# [Problem to solve]
Each line below must be reproduced exactly as it stands. Pictures stay out of the copy.

# [Data in this exercise]
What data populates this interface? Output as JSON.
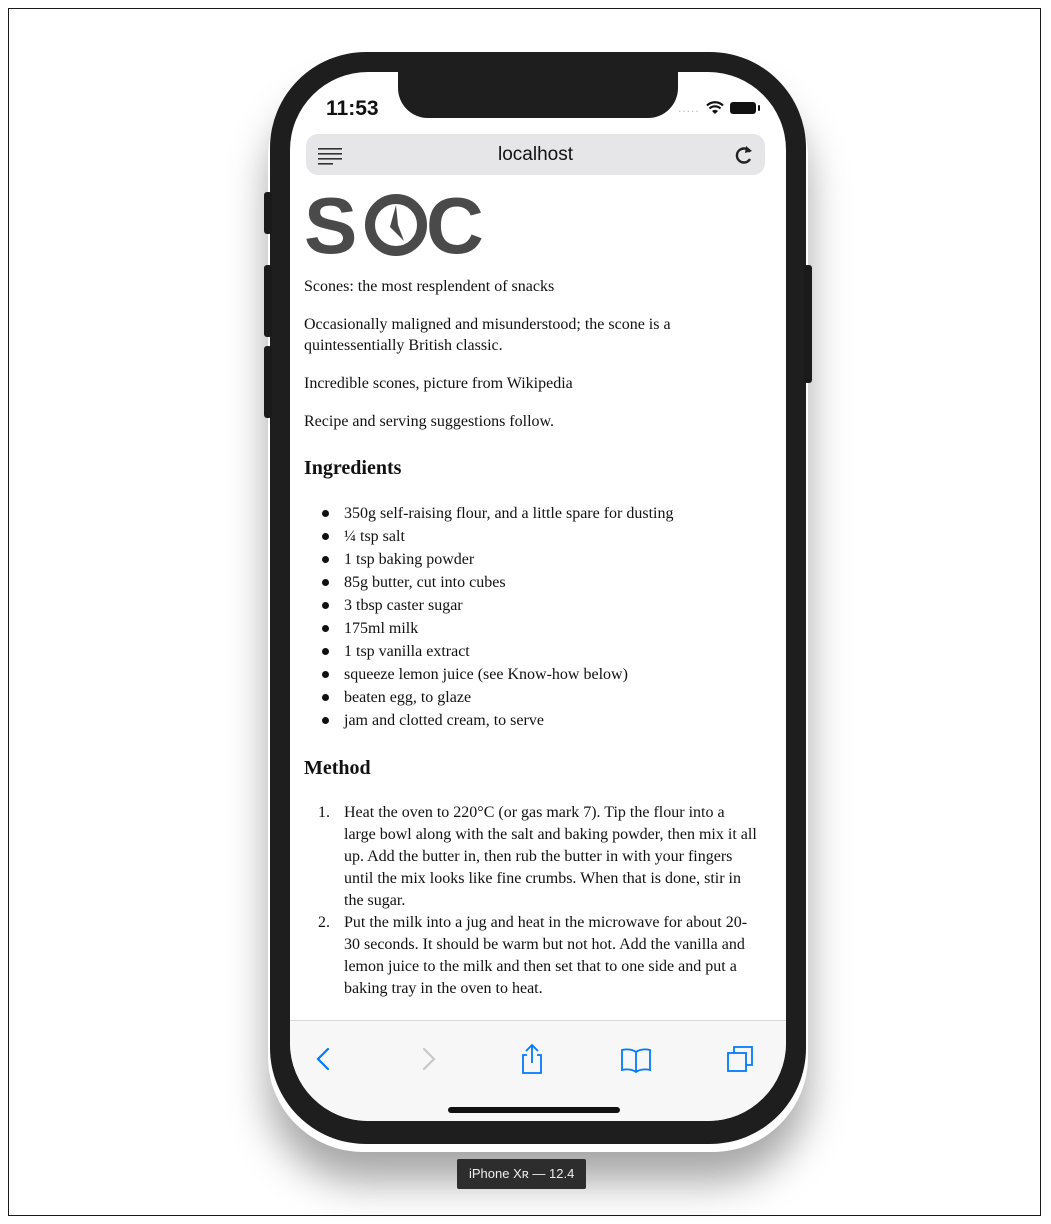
{
  "status": {
    "time": "11:53",
    "signal": "....."
  },
  "browser": {
    "address": "localhost"
  },
  "page": {
    "logo_text": "SOC",
    "tagline": "Scones: the most resplendent of snacks",
    "intro": "Occasionally maligned and misunderstood; the scone is a quintessentially British classic.",
    "caption": "Incredible scones, picture from Wikipedia",
    "follow": "Recipe and serving suggestions follow.",
    "ingredients_heading": "Ingredients",
    "ingredients": [
      "350g self-raising flour, and a little spare for dusting",
      "¼ tsp salt",
      "1 tsp baking powder",
      "85g butter, cut into cubes",
      "3 tbsp caster sugar",
      "175ml milk",
      "1 tsp vanilla extract",
      "squeeze lemon juice (see Know-how below)",
      "beaten egg, to glaze",
      "jam and clotted cream, to serve"
    ],
    "method_heading": "Method",
    "method": [
      {
        "num": "1.",
        "text": "Heat the oven to 220°C (or gas mark 7). Tip the flour into a large bowl along with the salt and baking powder, then mix it all up. Add the butter in, then rub the butter in with your fingers until the mix looks like fine crumbs. When that is done, stir in the sugar."
      },
      {
        "num": "2.",
        "text": "Put the milk into a jug and heat in the microwave for about 20-30 seconds. It should be warm but not hot. Add the vanilla and lemon juice to the milk and then set that to one side and put a baking tray in the oven to heat."
      }
    ]
  },
  "toolbar": {
    "icons": [
      "back-icon",
      "forward-icon",
      "share-icon",
      "bookmarks-icon",
      "tabs-icon"
    ],
    "accent": "#007aff",
    "disabled": "#c7c7cc"
  },
  "simulator_label": "iPhone Xʀ — 12.4"
}
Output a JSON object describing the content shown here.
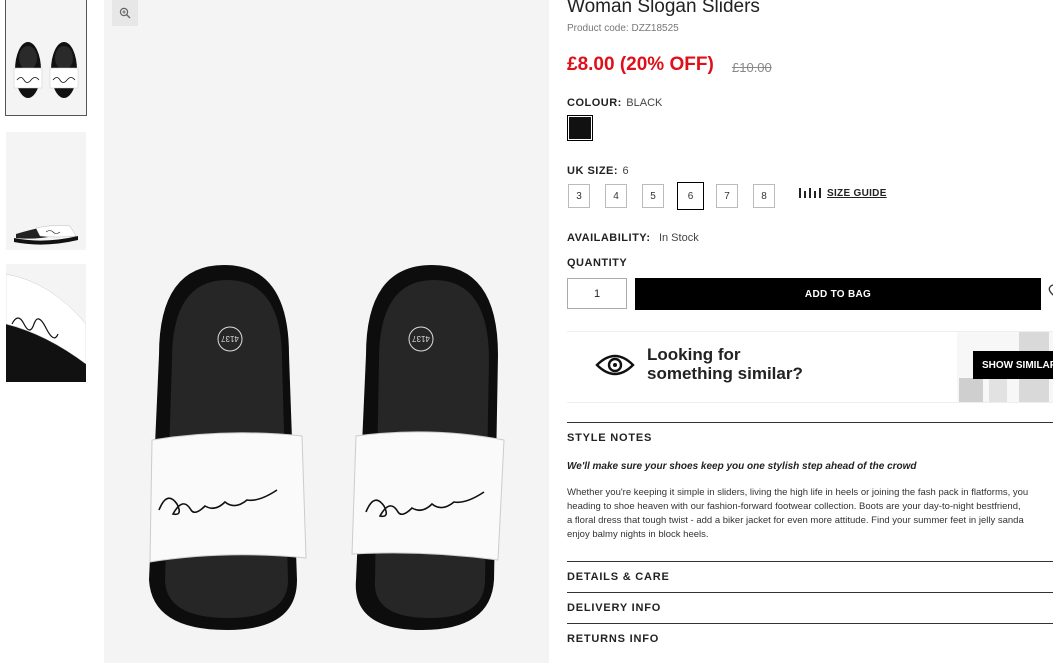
{
  "product": {
    "title": "Woman Slogan Sliders",
    "code": "Product code: DZZ18525",
    "price": "£8.00 (20% OFF)",
    "old_price": "£10.00",
    "colour_label": "COLOUR:",
    "colour_value": "BLACK",
    "size_label": "UK SIZE:",
    "size_value": "6",
    "sizes": [
      "3",
      "4",
      "5",
      "6",
      "7",
      "8"
    ],
    "selected_size": "6",
    "size_guide": "SIZE GUIDE",
    "availability_label": "AVAILABILITY:",
    "availability_value": "In Stock",
    "quantity_label": "QUANTITY",
    "quantity_value": "1",
    "add_to_bag": "ADD TO BAG",
    "insole_size": "4137"
  },
  "similar": {
    "line1": "Looking for",
    "line2": "something similar?",
    "button": "SHOW SIMILAR"
  },
  "sections": {
    "style_notes": "STYLE NOTES",
    "tagline": "We'll make sure your shoes keep you one stylish step ahead of the crowd",
    "description_lines": [
      "Whether you're keeping it simple in sliders, living the high life in heels or joining the fash pack in flatforms, you",
      "heading to shoe heaven with our fashion-forward footwear collection. Boots are your day-to-night bestfriend,",
      "a floral dress that tough twist - add a biker jacket for even more attitude. Find your summer feet in jelly sanda",
      "enjoy balmy nights in block heels."
    ],
    "details_care": "DETAILS & CARE",
    "delivery_info": "DELIVERY INFO",
    "returns_info": "RETURNS INFO"
  },
  "colors": {
    "sale_red": "#e0101a",
    "black": "#000000"
  }
}
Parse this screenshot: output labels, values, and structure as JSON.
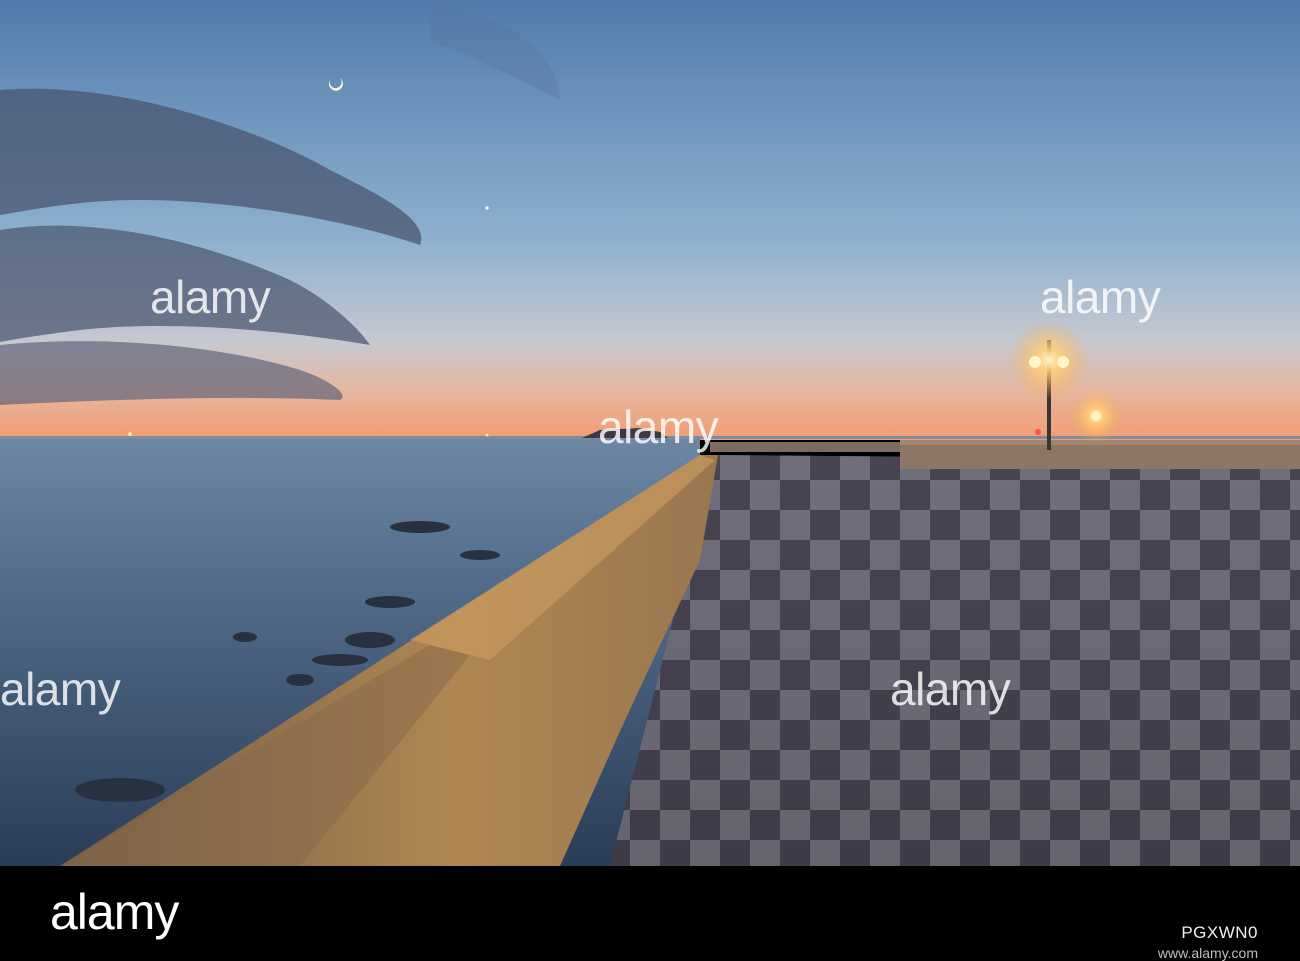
{
  "watermark": {
    "text": "alamy"
  },
  "footer": {
    "brand": "alamy",
    "image_id": "PGXWN0",
    "site": "www.alamy.com"
  },
  "scene": {
    "sky_top": "#5a86b4",
    "sky_horizon": "#f0a278",
    "sea": "#3e5a78",
    "lamp_glow": "#ffd27a",
    "railing": "#a98454"
  }
}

# [Task output]
What data populates this interface? Output as JSON.
{
  "status": {
    "time": "11:53",
    "signal": "....."
  },
  "browser": {
    "address": "localhost"
  },
  "page": {
    "logo_text": "SOC",
    "tagline": "Scones: the most resplendent of snacks",
    "intro": "Occasionally maligned and misunderstood; the scone is a quintessentially British classic.",
    "caption": "Incredible scones, picture from Wikipedia",
    "follow": "Recipe and serving suggestions follow.",
    "ingredients_heading": "Ingredients",
    "ingredients": [
      "350g self-raising flour, and a little spare for dusting",
      "¼ tsp salt",
      "1 tsp baking powder",
      "85g butter, cut into cubes",
      "3 tbsp caster sugar",
      "175ml milk",
      "1 tsp vanilla extract",
      "squeeze lemon juice (see Know-how below)",
      "beaten egg, to glaze",
      "jam and clotted cream, to serve"
    ],
    "method_heading": "Method",
    "method": [
      {
        "num": "1.",
        "text": "Heat the oven to 220°C (or gas mark 7). Tip the flour into a large bowl along with the salt and baking powder, then mix it all up. Add the butter in, then rub the butter in with your fingers until the mix looks like fine crumbs. When that is done, stir in the sugar."
      },
      {
        "num": "2.",
        "text": "Put the milk into a jug and heat in the microwave for about 20-30 seconds. It should be warm but not hot. Add the vanilla and lemon juice to the milk and then set that to one side and put a baking tray in the oven to heat."
      }
    ]
  },
  "toolbar": {
    "icons": [
      "back-icon",
      "forward-icon",
      "share-icon",
      "bookmarks-icon",
      "tabs-icon"
    ],
    "accent": "#007aff",
    "disabled": "#c7c7cc"
  },
  "simulator_label": "iPhone Xʀ — 12.4"
}
Output a JSON object describing the content shown here.
{
  "product": {
    "title": "Woman Slogan Sliders",
    "code": "Product code: DZZ18525",
    "price": "£8.00 (20% OFF)",
    "old_price": "£10.00",
    "colour_label": "COLOUR:",
    "colour_value": "BLACK",
    "size_label": "UK SIZE:",
    "size_value": "6",
    "sizes": [
      "3",
      "4",
      "5",
      "6",
      "7",
      "8"
    ],
    "selected_size": "6",
    "size_guide": "SIZE GUIDE",
    "availability_label": "AVAILABILITY:",
    "availability_value": "In Stock",
    "quantity_label": "QUANTITY",
    "quantity_value": "1",
    "add_to_bag": "ADD TO BAG",
    "insole_size": "4137"
  },
  "similar": {
    "line1": "Looking for",
    "line2": "something similar?",
    "button": "SHOW SIMILAR"
  },
  "sections": {
    "style_notes": "STYLE NOTES",
    "tagline": "We'll make sure your shoes keep you one stylish step ahead of the crowd",
    "description_lines": [
      "Whether you're keeping it simple in sliders, living the high life in heels or joining the fash pack in flatforms, you",
      "heading to shoe heaven with our fashion-forward footwear collection. Boots are your day-to-night bestfriend,",
      "a floral dress that tough twist - add a biker jacket for even more attitude. Find your summer feet in jelly sanda",
      "enjoy balmy nights in block heels."
    ],
    "details_care": "DETAILS & CARE",
    "delivery_info": "DELIVERY INFO",
    "returns_info": "RETURNS INFO"
  },
  "colors": {
    "sale_red": "#e0101a",
    "black": "#000000"
  }
}
Parse this screenshot: output labels, values, and structure as JSON.
{
  "watermark": {
    "text": "alamy"
  },
  "footer": {
    "brand": "alamy",
    "image_id": "PGXWN0",
    "site": "www.alamy.com"
  },
  "scene": {
    "sky_top": "#5a86b4",
    "sky_horizon": "#f0a278",
    "sea": "#3e5a78",
    "lamp_glow": "#ffd27a",
    "railing": "#a98454"
  }
}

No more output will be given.